The increased cost is a result of not only rarity of seed, but also because of increased difficulty of cultivation and a lower yield in terms of bushels per acre. Many of the corns commonly used to eat have been either bred or modified to produce extremely high yields per acre, be disease and drought resistant, and most importantly, taste very sweet.”

That sweetness in modern corn production has a purpose, which is apparent in most modern-day Whiskey production, says Likarish: “In general, by increasing sweetness the carbohydrate content of the corn is increased and in turn the protein content is reduced. For most heirloom varietals, the opposite is true. They usually have a higher protein content by comparison."

From a distilling perspective, the decreased carbohydrate content and increased protein content usually results in lower alcohol yields with increased complexity of flavors. By blending our heirloom corns with our locally grown non-genetically modified yellow dent corn, we are able to achieve both the alcohol yields we need along with the complexity of flavors we desire.”
It’s important to note, however, that there is no wrong way to do this. As long as there is 51% corn in the mash bill it can legally be called Bourbon, regardless of the varietal.
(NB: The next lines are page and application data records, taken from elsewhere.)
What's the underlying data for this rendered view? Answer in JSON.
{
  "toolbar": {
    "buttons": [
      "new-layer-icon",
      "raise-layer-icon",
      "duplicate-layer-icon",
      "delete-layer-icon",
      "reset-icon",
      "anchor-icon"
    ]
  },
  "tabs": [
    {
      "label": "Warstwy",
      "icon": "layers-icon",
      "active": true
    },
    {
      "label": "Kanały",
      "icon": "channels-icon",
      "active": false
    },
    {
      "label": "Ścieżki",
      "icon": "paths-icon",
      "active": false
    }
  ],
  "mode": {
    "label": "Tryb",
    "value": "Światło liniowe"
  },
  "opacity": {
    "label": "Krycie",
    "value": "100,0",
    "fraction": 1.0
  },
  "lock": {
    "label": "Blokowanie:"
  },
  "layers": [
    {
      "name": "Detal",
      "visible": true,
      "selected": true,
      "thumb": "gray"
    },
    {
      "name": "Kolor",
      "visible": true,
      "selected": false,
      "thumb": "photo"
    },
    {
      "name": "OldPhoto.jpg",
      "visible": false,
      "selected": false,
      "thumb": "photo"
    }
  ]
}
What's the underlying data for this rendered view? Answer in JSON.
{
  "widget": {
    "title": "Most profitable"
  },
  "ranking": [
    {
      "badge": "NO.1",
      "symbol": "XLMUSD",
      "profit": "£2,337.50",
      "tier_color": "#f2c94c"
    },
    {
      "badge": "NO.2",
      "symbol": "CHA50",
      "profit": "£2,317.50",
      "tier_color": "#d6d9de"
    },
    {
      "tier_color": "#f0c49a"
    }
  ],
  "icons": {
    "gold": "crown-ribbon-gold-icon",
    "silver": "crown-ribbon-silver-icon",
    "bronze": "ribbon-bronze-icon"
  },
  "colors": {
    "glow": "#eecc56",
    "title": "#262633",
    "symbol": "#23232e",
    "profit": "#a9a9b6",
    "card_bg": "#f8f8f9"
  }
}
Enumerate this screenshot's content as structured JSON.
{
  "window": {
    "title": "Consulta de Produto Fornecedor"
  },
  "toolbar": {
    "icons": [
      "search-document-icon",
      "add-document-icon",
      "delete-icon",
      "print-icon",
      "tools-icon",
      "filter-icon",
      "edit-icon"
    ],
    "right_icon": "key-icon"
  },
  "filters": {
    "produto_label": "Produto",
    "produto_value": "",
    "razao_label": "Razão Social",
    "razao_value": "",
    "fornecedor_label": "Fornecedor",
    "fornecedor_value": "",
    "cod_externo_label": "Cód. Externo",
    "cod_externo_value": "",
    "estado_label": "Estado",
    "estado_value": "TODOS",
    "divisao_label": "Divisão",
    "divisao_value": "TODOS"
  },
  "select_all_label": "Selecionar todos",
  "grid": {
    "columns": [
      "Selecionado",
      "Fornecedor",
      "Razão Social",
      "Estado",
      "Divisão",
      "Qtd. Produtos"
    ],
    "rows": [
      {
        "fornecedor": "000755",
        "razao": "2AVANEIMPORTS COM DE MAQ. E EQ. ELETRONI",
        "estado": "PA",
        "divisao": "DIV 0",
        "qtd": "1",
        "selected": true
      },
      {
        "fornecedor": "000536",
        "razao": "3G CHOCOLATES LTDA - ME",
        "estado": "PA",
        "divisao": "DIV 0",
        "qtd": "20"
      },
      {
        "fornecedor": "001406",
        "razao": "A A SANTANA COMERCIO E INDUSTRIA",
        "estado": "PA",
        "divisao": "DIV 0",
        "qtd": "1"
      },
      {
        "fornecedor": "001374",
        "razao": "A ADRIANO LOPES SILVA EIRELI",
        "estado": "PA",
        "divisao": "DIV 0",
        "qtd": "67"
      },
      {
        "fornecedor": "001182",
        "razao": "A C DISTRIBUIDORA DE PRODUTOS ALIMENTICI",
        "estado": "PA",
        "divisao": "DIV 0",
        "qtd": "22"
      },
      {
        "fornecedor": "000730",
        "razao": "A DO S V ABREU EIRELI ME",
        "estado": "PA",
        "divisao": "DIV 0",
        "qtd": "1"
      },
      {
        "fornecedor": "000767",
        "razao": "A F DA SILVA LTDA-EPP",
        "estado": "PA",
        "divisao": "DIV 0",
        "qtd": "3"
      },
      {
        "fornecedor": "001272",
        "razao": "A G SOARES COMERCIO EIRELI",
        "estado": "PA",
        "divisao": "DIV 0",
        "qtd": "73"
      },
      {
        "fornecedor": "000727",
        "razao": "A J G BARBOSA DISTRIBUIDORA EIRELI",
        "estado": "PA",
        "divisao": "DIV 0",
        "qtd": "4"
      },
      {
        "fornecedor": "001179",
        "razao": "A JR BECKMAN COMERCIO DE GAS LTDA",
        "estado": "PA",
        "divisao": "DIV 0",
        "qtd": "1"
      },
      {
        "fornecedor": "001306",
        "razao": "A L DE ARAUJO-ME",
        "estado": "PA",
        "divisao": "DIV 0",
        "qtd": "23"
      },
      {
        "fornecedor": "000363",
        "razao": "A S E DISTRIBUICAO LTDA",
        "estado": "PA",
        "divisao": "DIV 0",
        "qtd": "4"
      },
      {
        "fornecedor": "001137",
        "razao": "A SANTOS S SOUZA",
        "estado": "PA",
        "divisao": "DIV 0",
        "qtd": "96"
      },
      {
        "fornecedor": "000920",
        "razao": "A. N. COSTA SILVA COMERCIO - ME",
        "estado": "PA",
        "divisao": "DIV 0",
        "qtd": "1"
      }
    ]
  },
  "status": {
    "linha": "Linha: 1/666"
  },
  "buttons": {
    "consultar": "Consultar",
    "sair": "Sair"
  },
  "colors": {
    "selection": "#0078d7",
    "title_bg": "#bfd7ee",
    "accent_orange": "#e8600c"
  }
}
Many of the new craft distillers feel that heirloom grains are a way to differentiate their products from traditional Bourbons and Corn Whiskeys.

At Jeptha Creed Distillery

Remember all those different amino acids from the different colors of corn Bishop was talking about?

They make some very different flavors in the end product, according to Likerish: “Through distillation we not only concentrate alcohol, we also concentrate flavors. In the case of Bloody Butcher corn we extract sweet dark berry flavors."

"For Purple corn we find an array of baking spices ranging from cinnamon to clove. Floriani is strange, with spice similar to cayenne but other flavors that fall more in an umami category and dark chocolate notes. Magic Manna smells and tastes like fresh baked sugar cookies and Oaxacan Green has Jalapeño spice and cocoa notes
As long as there is 51% corn in the mash bill it can legally be called Bourbon, regardless of the varietal.
Distilling Whiskey in Texas is going to be completely different than distilling Whiskey in Kentucky, so the folks at Ironroot Republic have devised this method of flavoring with heirloom corn to reflect the territory surrounding them.
Much of our training not only comes from Whiskey distillers but also from Cognac distillers, who instilled upon us the importance of terrior, the flavor of the land. By predominantly using corn grown within 25 miles of the distillery we can give our consumers the essence of North Texas,” says Likarish.

A post shared by Küche (@kuechebln) on

While most of the non-GMO Yellow Dent corn they use is grown nearby, the heirloom varietals are harder to come by and often have to come from farther away by necessity. But this gives Ironroot Republic what Likarish calls a “spice rack” of flavors from which to choose.
"Our heirloom corns have not only helped define our house-style, they have also helped us to discover new flavor profiles and realize that the world of corn based Whiskeys may be much larger than previously thought,” says Likarish.
Corn is often taken for granted in modern American Whiskey production, but it can be just as much a source of flavor and variety as any other part of the Whiskey making process.

Back to blog